App editions may yet prove key to whether the studios can recover the kind of revenues they were seeing at the peak of home entertainment’s pay-to-own era. With the right digital packaging and delivery mechanisms, accompanied by a cloud storage model ensuring that ownership transcends the individual devices through which it is expressed, there should be plenty of consumers who still want to wear ownership like a badge, especially where it’s augmented by genuine added value. In this way the industry can continue to maximise the return from what Todd Wagner identifies as ‘the impulse entertainment buyer’, taking full advantage of mobility and micro-payments to ensure that anyone can buy in at a moment’s notice.
This is a bit of a wild-card. There are those who would argue that the same on-demand model used for recent releases can be extended to a studio’s entire inventory, priced by title. My take is that, for the huge inventory of back-catalogue titles that lie below the water-line, a Spotify-style model makes sense, if only because it balances affordability and accessibility in a way that will pose a more robust challenge to the pirates. Once a smart social layer comes into play it should be immeasurably easier for people to navigate their way through the confluence of choice this would create, with the associated consumer insights as an ancillary boon for studios and content-owners.
In terms of a last word, I can’t put it better than Wagner:

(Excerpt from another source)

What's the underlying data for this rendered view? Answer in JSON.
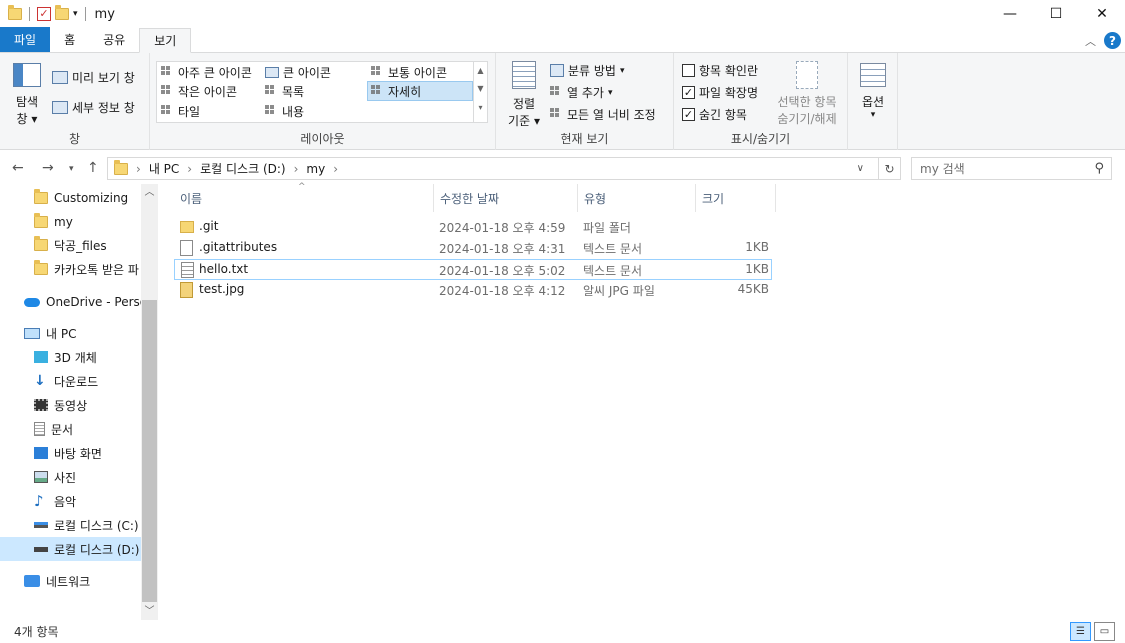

‘Movie fans are likely to consume a greater frequency of movies as complementary platforms emerge to accommodate their lifestyle and preferences. If the movie industry can overcome the short-term business issues and resolve to empower consumer choice in what today feels like a risky proposition, it might very well be rewarding in the long run.’